According to the congressmen, parents of children studying at the Mary the Help of Christians school in Mabalacat found out that bags carried daily by their grade school children to classes averaged 40 percent of their body weight.
This is highly unacceptable because the Department of Health revealed that there were studies warning of adverse physical effects of heavy school bags on pupils. The study said a child should not carry a load more than 15 percent of his body weight.
And Lazatin took the DOH warning seriously and decided to file a law helping parents assert their concern among school administrations.
Lazatin further noted a 1988 study done by the Hong Kong Society for Child Health and Development which showed that 4.54 percent of third through sixth graders had mild to serious spinal deformities due to the heavy load they bring to school daily. He also cited a 1994 Scandinavian study showing “a high probability for spinal problems in children who carry backpacks, no matter how they wear them. “

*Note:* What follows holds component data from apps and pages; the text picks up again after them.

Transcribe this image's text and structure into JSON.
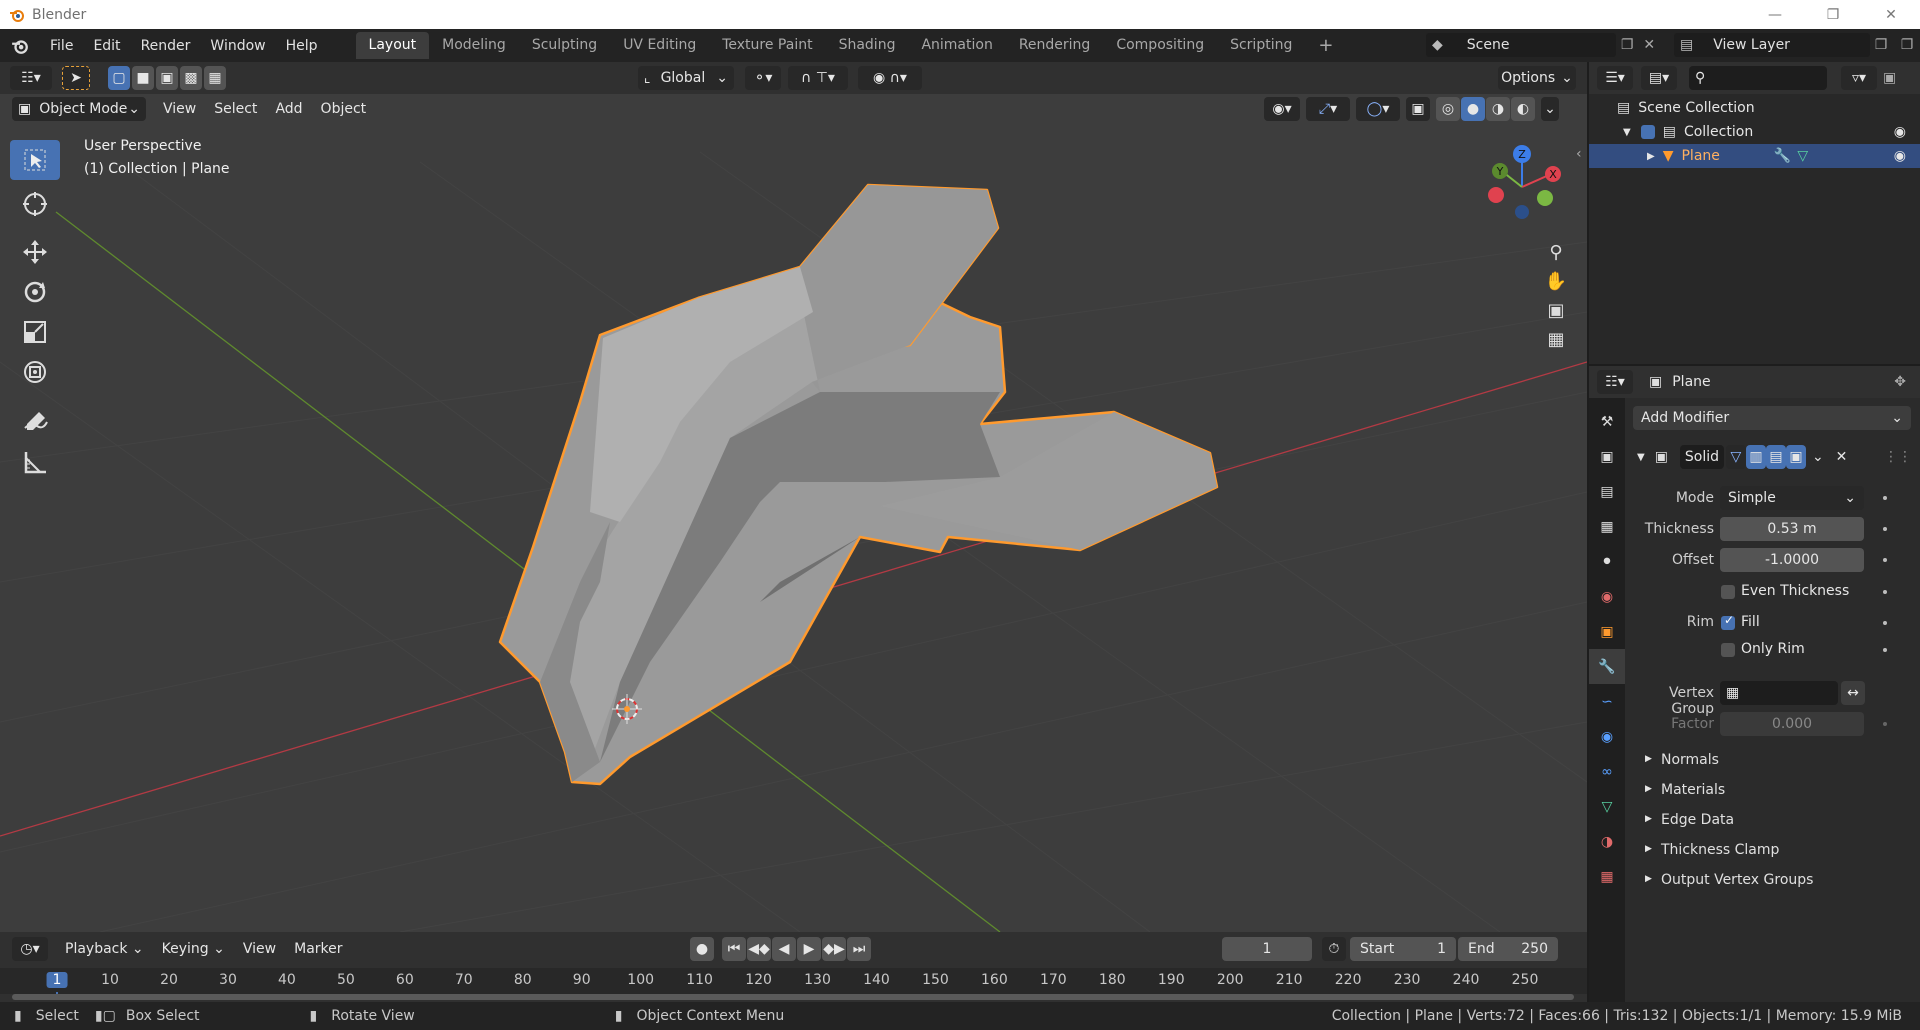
{
  "app": {
    "title": "Blender"
  },
  "menus": [
    "File",
    "Edit",
    "Render",
    "Window",
    "Help"
  ],
  "workspaces": [
    "Layout",
    "Modeling",
    "Sculpting",
    "UV Editing",
    "Texture Paint",
    "Shading",
    "Animation",
    "Rendering",
    "Compositing",
    "Scripting"
  ],
  "scene": {
    "name": "Scene",
    "view_layer": "View Layer"
  },
  "viewport": {
    "transform_orientation": "Global",
    "options_label": "Options",
    "mode": "Object Mode",
    "menus": [
      "View",
      "Select",
      "Add",
      "Object"
    ],
    "info_line1": "User Perspective",
    "info_line2": "(1) Collection | Plane",
    "gizmo": {
      "x": "X",
      "y": "Y",
      "z": "Z"
    }
  },
  "timeline": {
    "menus": [
      "Playback",
      "Keying",
      "View",
      "Marker"
    ],
    "current_frame": "1",
    "start_label": "Start",
    "start": "1",
    "end_label": "End",
    "end": "250",
    "ticks": [
      "1",
      "10",
      "20",
      "30",
      "40",
      "50",
      "60",
      "70",
      "80",
      "90",
      "100",
      "110",
      "120",
      "130",
      "140",
      "150",
      "160",
      "170",
      "180",
      "190",
      "200",
      "210",
      "220",
      "230",
      "240",
      "250"
    ]
  },
  "statusbar": {
    "select": "Select",
    "box_select": "Box Select",
    "rotate_view": "Rotate View",
    "context_menu": "Object Context Menu",
    "stats": "Collection | Plane | Verts:72 | Faces:66 | Tris:132 | Objects:1/1 | Memory: 15.9 MiB"
  },
  "outliner": {
    "scene_collection": "Scene Collection",
    "collection": "Collection",
    "object": "Plane"
  },
  "properties": {
    "object_name": "Plane",
    "add_modifier": "Add Modifier",
    "modifier_name": "Solid",
    "mode_label": "Mode",
    "mode_value": "Simple",
    "thickness_label": "Thickness",
    "thickness_value": "0.53 m",
    "offset_label": "Offset",
    "offset_value": "-1.0000",
    "even_thickness": "Even Thickness",
    "rim_label": "Rim",
    "fill": "Fill",
    "only_rim": "Only Rim",
    "vertex_group_label": "Vertex Group",
    "factor_label": "Factor",
    "factor_value": "0.000",
    "subpanels": [
      "Normals",
      "Materials",
      "Edge Data",
      "Thickness Clamp",
      "Output Vertex Groups"
    ]
  },
  "colors": {
    "accent": "#4772b3",
    "selection": "#ff9a2e",
    "x_axis": "#e0424f",
    "y_axis": "#7bb843",
    "z_axis": "#3c7de8"
  }
}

“The study found that 53.7 percent of children who carried their packs on one shoulder complained of back pain. Forty five percent of two shoulder pack wearers complained of back pain. Interestingly, the highest level of back pain, 68.6 percent carried the bag in one hand. The study also concluded that females were more likely to experience backpack related pain than were boys,” he quoted the study as saying.
Lazatin cited another study of 100 physicians in Chicago and Wilmington in 1998 showing that almost 60 percent of children’s orthopaedic office visits for back and shoulder pain were the result of carrying too heavy backpacks. These findings were presented at an October 1999 press conference held by the American Academy of Orthopaedic Surgeons, he added.
The congressmen presented more studies proving correlation of heavy load to deformities on children and his comprehensive research on the issue showed his sincerity in addressing the parents’ concern.
Almost everyday, we are bombarded with other issues we see in television. Crimes against persons such as rape, child molestation, robbery, physical attacks, hold-up and more are the things we dread the most. We always protect our children from possible predators but we seldom check possible harm inside our homes and in schools.
These information about the threat on our children’s health is an eye-opener because the least things we thought that could harm our children are just inside our homes. We send them to school everyday and we buy them these huge luggage bags to contain their school textbooks and supplies.
Although mothers like me ask why they have to bring all the books everyday when they can leave them at school, still there are no concrete actions taken to stop such practice. Other private schools in Angeles though make it a point that the children leave their books in their respective rooms but most often than not, 80 percent of schools do not practice this.
This could be attributed to our limited education on the ill-effects of heavy loads on children. The schools could be not well-informed or guided on such concern. But today, given the DOH warning and Lazatin’s proposed bill, we hope that schools will impose corrective policies if only to help protect our children from possible harm.
So the saying what we don’t know won’t hurt doesn’t apply here. It is actually the other way around for what we know may save our children from harm and what we don’t know may hurt them.